In just three hours today, an estimated 6,000 volunteers from across Virginia, on foot and by boat, removed approximately 125,000 pounds of litter and debris along some 500 miles of shoreline.
The most common items found during the cleanup were plastic bottles, plastic bags, and cigarette butts. But household appliances, automobile parts and tires, and many other large, harmful items were a significant portion of the overall yield. Volunteers were also surprised by many strange finds, including a reclining chair, the door to a safe, a law enforcement ankle bracelet, and an antique kitchen sink. Among the thousands of volunteers were elected and appointed officials, including Congressman Rob Wittman and State Delegate Keith Hodges, personnel from eleven U.S. Navy installations, Scout groups, churches, small businesses, large corporations, and thousands of citizens.
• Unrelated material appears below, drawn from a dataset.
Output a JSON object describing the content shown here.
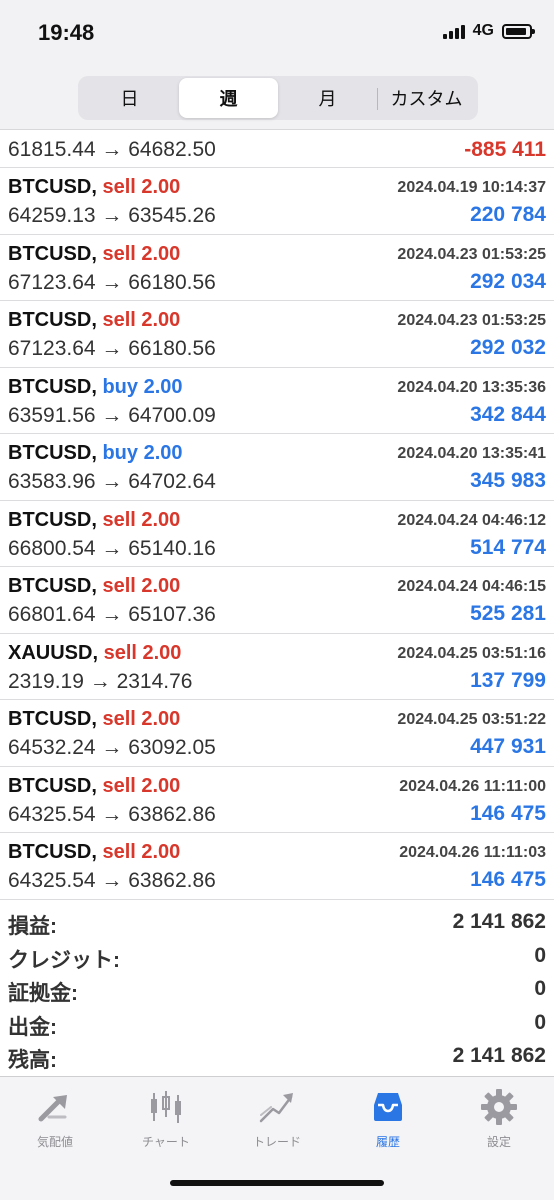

Today's event began on a Bay-saving note as officials from Farm Fresh Supermarkets, one of the event sponsors, presented CBF with a check for $30,000, the proceeds from its reusable bag program, then led volunteers to pick up litter along Ocean View beaches in Norfolk.
"Farm Fresh is proud to partner with the Chesapeake Bay Foundation to help protect the natural resources that make this area such a great place to live, work and play," said Bill Parker, president of Farm Fresh. "As a longstanding member of the community, supporting Clean the Bay Day is a priority for us at Farm Fresh, and we're excited to extend our commitment to this great effort again this year."
Earlier this year, CBF received a $5,000 grant from the SeaWorld-Busch Gardens Conservation Fund to support Clean the Bay Day and CBF's oyster restoration programs. Many volunteers from Busch Gardens-Williamsburg participated in today's Clean the Bay Day, picking up debris on the Colonial Parkway near Williamsburg.
In addition to these partners, Clean the Bay Day is made possible each year by the generosity of sponsors, including CSX Transportation, the Virginia Port Authority, River Network/Anheuser-Busch, HelioSage, Volvo Penta, 94.9 The Point, 101.3 2WD, and WVEC-13 News.
Overall, 20 cities and counties throughout the state were represented at the event, with many more partner groups joining CBF for this important annual project. All of Virginia's 20 state parks within the Chesapeake Bay watershed offered cleanup sites.
"The Bay and its waterways work for us every single day, boosting our economy and quality of life," commented Tanner Council, the CBF Clean the Bay Day coordinator. "Protecting and restoring the Bay requires everyone doing their share to reduce pollution. Clean the Bay Day is a great, practical way for individuals to give a few hours back and make a big difference.
"Today we're tackling the visible pollution; what's even more challenging is addressing the pollution that's not so visible," Council noted. "If we don't continue to make progress reducing the nitrogen, phosphorus, and sediment pollution targeted by Virginia's Chesapeake Bay Clean Water Blueprint, the state's plan to restore the Bay and its rivers, we will continue to have dirty waters, human health hazards, and an economy that cannot reap the rewards of a healthy Bay."
Over the years, Clean the Bay Day has engaged more than 128,000 volunteers who have removed approximately 6 million pounds of debris from nearly 6,000 miles of shoreline. This year, organizers have noted a decrease in the overall quantity of litter, indicating that these sites are seeing sustained improvement.
To commemorate the event's 25th anniversary, CBF earlier presented Clean the Bay Day Hero Awards to honor partners who have dedicated the most years to the cleanup or made extraordinary contributions. The U.S. Navy was named a hero for its involvement from the event's inception. Localities receiving Clean the Bay Day Hero Awards were the cities of Chesapeake, Newport News, Hampton, Norfolk, Portsmouth, Suffolk, and Virginia Beach.
Citizens receiving Clean the Bay Day Hero Awards were Christopher and Donna Bennett and Mike Kirsch, all of Chesapeake; Steve Pahno and Charlene Ihrig of Virginia Beach; Sharon Smith of Norfolk; and Steve White of Williamsburg.